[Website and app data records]
• • • • •
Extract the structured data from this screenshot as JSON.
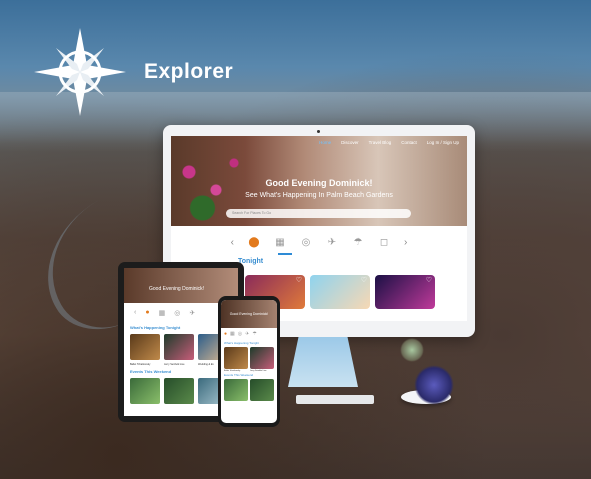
{
  "brand": {
    "title": "Explorer",
    "logo_icon": "compass-icon"
  },
  "desktop": {
    "nav": [
      "Home",
      "Discover",
      "Travel Blog",
      "Contact",
      "Log In / Sign Up"
    ],
    "greeting": "Good Evening Dominick!",
    "subtitle": "See What's Happening In Palm Beach Gardens",
    "search_placeholder": "Search For Places To Go",
    "categories": [
      "location-pin-icon",
      "calendar-icon",
      "dining-icon",
      "plane-icon",
      "weather-icon",
      "shopping-bag-icon"
    ],
    "section_title": "Tonight"
  },
  "tablet": {
    "greeting": "Good Evening Dominick!",
    "section_title": "What's Happening Tonight",
    "section2_title": "Events This Weekend",
    "captions": [
      "Ballet Tchaikovsky",
      "Jerry Seinfeld Live",
      "Wedding & Ev"
    ]
  },
  "phone": {
    "greeting": "Good Evening Dominick!",
    "section_title": "What's Happening Tonight",
    "section2_title": "Events This Weekend",
    "captions": [
      "Ballet Tchaikovsky",
      "Jerry Seinfeld Live"
    ]
  },
  "colors": {
    "accent": "#2e8bd6",
    "pin": "#e27a1d"
  }
}
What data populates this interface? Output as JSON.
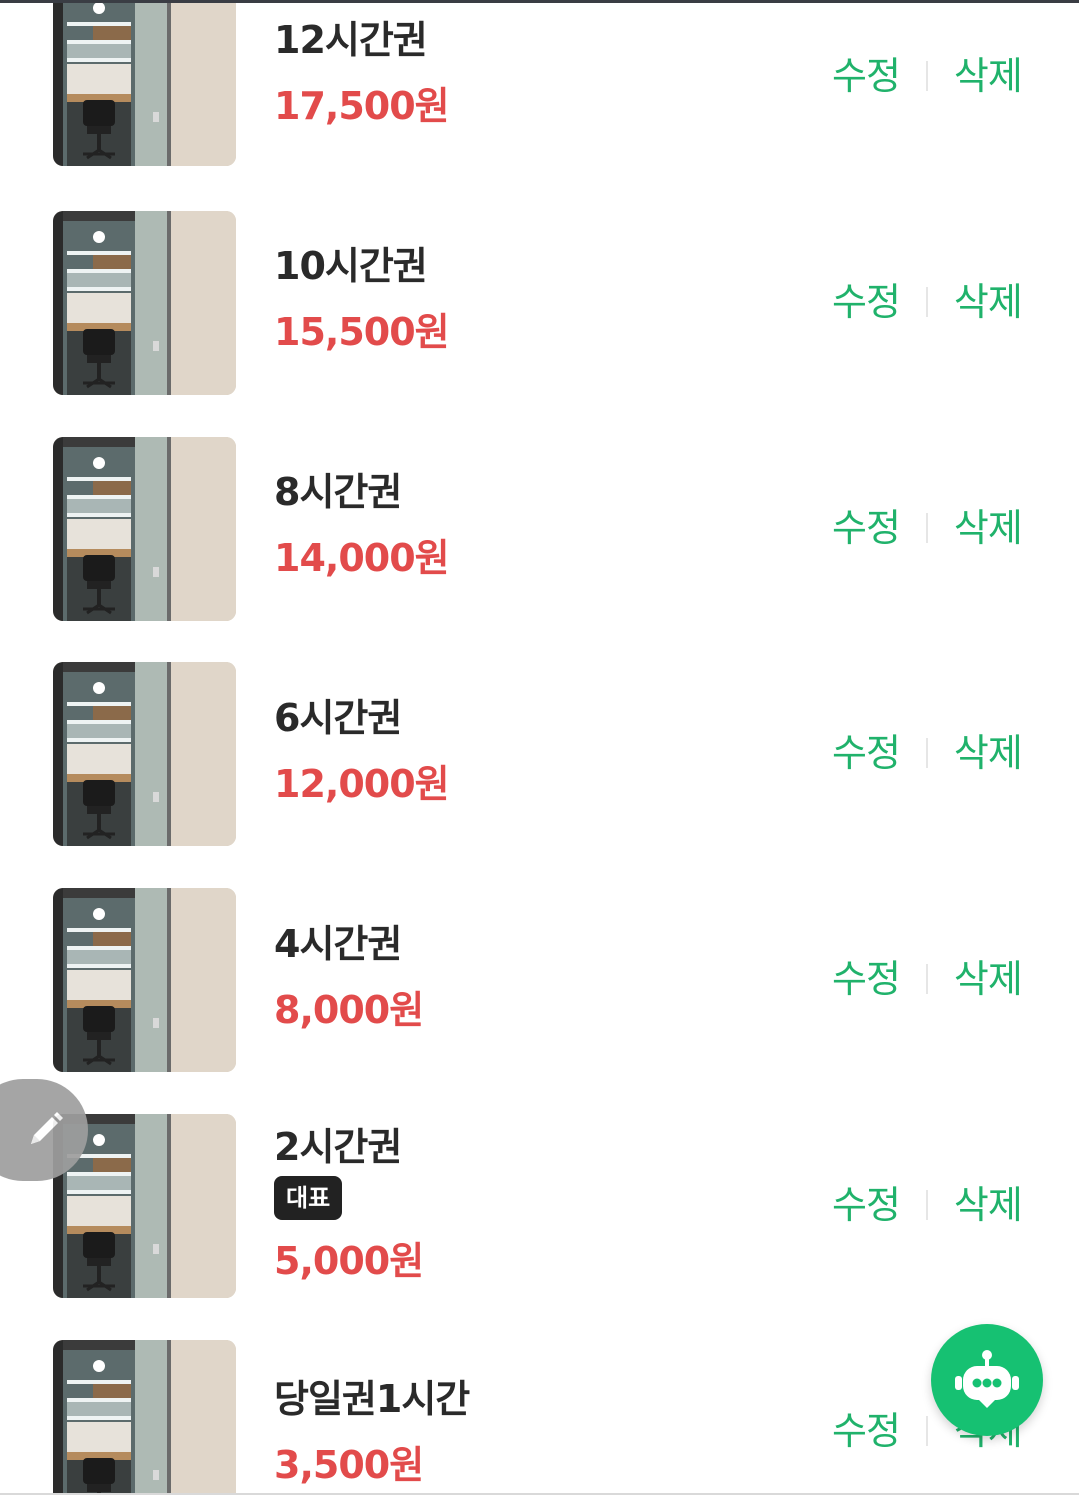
{
  "products": [
    {
      "name": "12시간권",
      "price": "17,500원",
      "badge": "",
      "edit_label": "수정",
      "delete_label": "삭제",
      "thumbnail": "study-booth-photo"
    },
    {
      "name": "10시간권",
      "price": "15,500원",
      "badge": "",
      "edit_label": "수정",
      "delete_label": "삭제",
      "thumbnail": "study-booth-photo"
    },
    {
      "name": "8시간권",
      "price": "14,000원",
      "badge": "",
      "edit_label": "수정",
      "delete_label": "삭제",
      "thumbnail": "study-booth-photo"
    },
    {
      "name": "6시간권",
      "price": "12,000원",
      "badge": "",
      "edit_label": "수정",
      "delete_label": "삭제",
      "thumbnail": "study-booth-photo"
    },
    {
      "name": "4시간권",
      "price": "8,000원",
      "badge": "",
      "edit_label": "수정",
      "delete_label": "삭제",
      "thumbnail": "study-booth-photo"
    },
    {
      "name": "2시간권",
      "price": "5,000원",
      "badge": "대표",
      "edit_label": "수정",
      "delete_label": "삭제",
      "thumbnail": "study-booth-photo"
    },
    {
      "name": "당일권1시간",
      "price": "3,500원",
      "badge": "",
      "edit_label": "수정",
      "delete_label": "삭제",
      "thumbnail": "study-booth-photo"
    }
  ],
  "floating": {
    "edit_fab_icon": "pencil-icon",
    "chatbot_fab_icon": "robot-icon"
  },
  "colors": {
    "price": "#e24b4b",
    "action": "#20b26b",
    "badge_bg": "#222222",
    "chatbot_bg": "#16c172",
    "edit_fab_bg": "#9e9e9e"
  }
}
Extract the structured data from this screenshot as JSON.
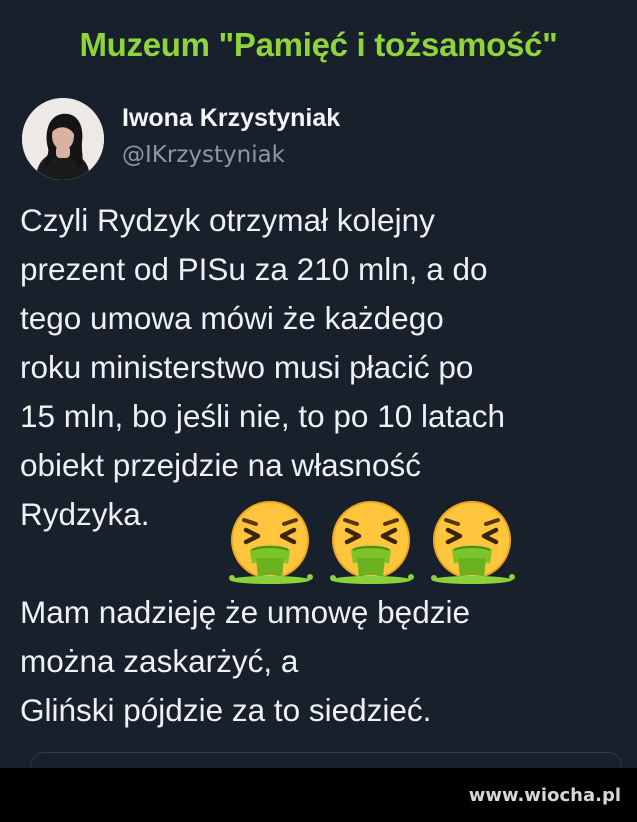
{
  "headline": "Muzeum \"Pamięć i tożsamość\"",
  "author": {
    "name": "Iwona Krzystyniak",
    "handle": "@IKrzystyniak"
  },
  "tweet": {
    "lines": [
      "Czyli Rydzyk otrzymał kolejny",
      "prezent od PISu za 210 mln, a do",
      "tego umowa mówi że każdego",
      "roku ministerstwo musi płacić po",
      "15 mln, bo jeśli nie, to po 10 latach",
      "obiekt przejdzie na własność",
      "Rydzyka.",
      "Mam nadzieję że umowę będzie",
      "można zaskarżyć, a",
      "Gliński pójdzie za to siedzieć."
    ],
    "emojis": [
      "face-vomiting-icon",
      "face-vomiting-icon",
      "face-vomiting-icon"
    ]
  },
  "watermark": "www.wiocha.pl",
  "colors": {
    "background": "#17202b",
    "headline": "#8fd43a",
    "text": "#eef1f3",
    "handle": "#8b98a5"
  }
}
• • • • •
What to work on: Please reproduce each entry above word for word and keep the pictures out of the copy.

Task solution:
Extract the structured data from this screenshot as JSON.
{
  "brand": {
    "title": "Explorer",
    "logo_icon": "compass-icon"
  },
  "desktop": {
    "nav": [
      "Home",
      "Discover",
      "Travel Blog",
      "Contact",
      "Log In / Sign Up"
    ],
    "greeting": "Good Evening Dominick!",
    "subtitle": "See What's Happening In Palm Beach Gardens",
    "search_placeholder": "Search For Places To Go",
    "categories": [
      "location-pin-icon",
      "calendar-icon",
      "dining-icon",
      "plane-icon",
      "weather-icon",
      "shopping-bag-icon"
    ],
    "section_title": "Tonight"
  },
  "tablet": {
    "greeting": "Good Evening Dominick!",
    "section_title": "What's Happening Tonight",
    "section2_title": "Events This Weekend",
    "captions": [
      "Ballet Tchaikovsky",
      "Jerry Seinfeld Live",
      "Wedding & Ev"
    ]
  },
  "phone": {
    "greeting": "Good Evening Dominick!",
    "section_title": "What's Happening Tonight",
    "section2_title": "Events This Weekend",
    "captions": [
      "Ballet Tchaikovsky",
      "Jerry Seinfeld Live"
    ]
  },
  "colors": {
    "accent": "#2e8bd6",
    "pin": "#e27a1d"
  }
}
What data populates this interface? Output as JSON.
{
  "products": [
    {
      "name": "12시간권",
      "price": "17,500원",
      "badge": "",
      "edit_label": "수정",
      "delete_label": "삭제",
      "thumbnail": "study-booth-photo"
    },
    {
      "name": "10시간권",
      "price": "15,500원",
      "badge": "",
      "edit_label": "수정",
      "delete_label": "삭제",
      "thumbnail": "study-booth-photo"
    },
    {
      "name": "8시간권",
      "price": "14,000원",
      "badge": "",
      "edit_label": "수정",
      "delete_label": "삭제",
      "thumbnail": "study-booth-photo"
    },
    {
      "name": "6시간권",
      "price": "12,000원",
      "badge": "",
      "edit_label": "수정",
      "delete_label": "삭제",
      "thumbnail": "study-booth-photo"
    },
    {
      "name": "4시간권",
      "price": "8,000원",
      "badge": "",
      "edit_label": "수정",
      "delete_label": "삭제",
      "thumbnail": "study-booth-photo"
    },
    {
      "name": "2시간권",
      "price": "5,000원",
      "badge": "대표",
      "edit_label": "수정",
      "delete_label": "삭제",
      "thumbnail": "study-booth-photo"
    },
    {
      "name": "당일권1시간",
      "price": "3,500원",
      "badge": "",
      "edit_label": "수정",
      "delete_label": "삭제",
      "thumbnail": "study-booth-photo"
    }
  ],
  "floating": {
    "edit_fab_icon": "pencil-icon",
    "chatbot_fab_icon": "robot-icon"
  },
  "colors": {
    "price": "#e24b4b",
    "action": "#20b26b",
    "badge_bg": "#222222",
    "chatbot_bg": "#16c172",
    "edit_fab_bg": "#9e9e9e"
  }
}
Extract the structured data from this screenshot as JSON.
{
  "headline": "Muzeum \"Pamięć i tożsamość\"",
  "author": {
    "name": "Iwona Krzystyniak",
    "handle": "@IKrzystyniak"
  },
  "tweet": {
    "lines": [
      "Czyli Rydzyk otrzymał kolejny",
      "prezent od PISu za 210 mln, a do",
      "tego umowa mówi że każdego",
      "roku ministerstwo musi płacić po",
      "15 mln, bo jeśli nie, to po 10 latach",
      "obiekt przejdzie na własność",
      "Rydzyka.",
      "Mam nadzieję że umowę będzie",
      "można zaskarżyć, a",
      "Gliński pójdzie za to siedzieć."
    ],
    "emojis": [
      "face-vomiting-icon",
      "face-vomiting-icon",
      "face-vomiting-icon"
    ]
  },
  "watermark": "www.wiocha.pl",
  "colors": {
    "background": "#17202b",
    "headline": "#8fd43a",
    "text": "#eef1f3",
    "handle": "#8b98a5"
  }
}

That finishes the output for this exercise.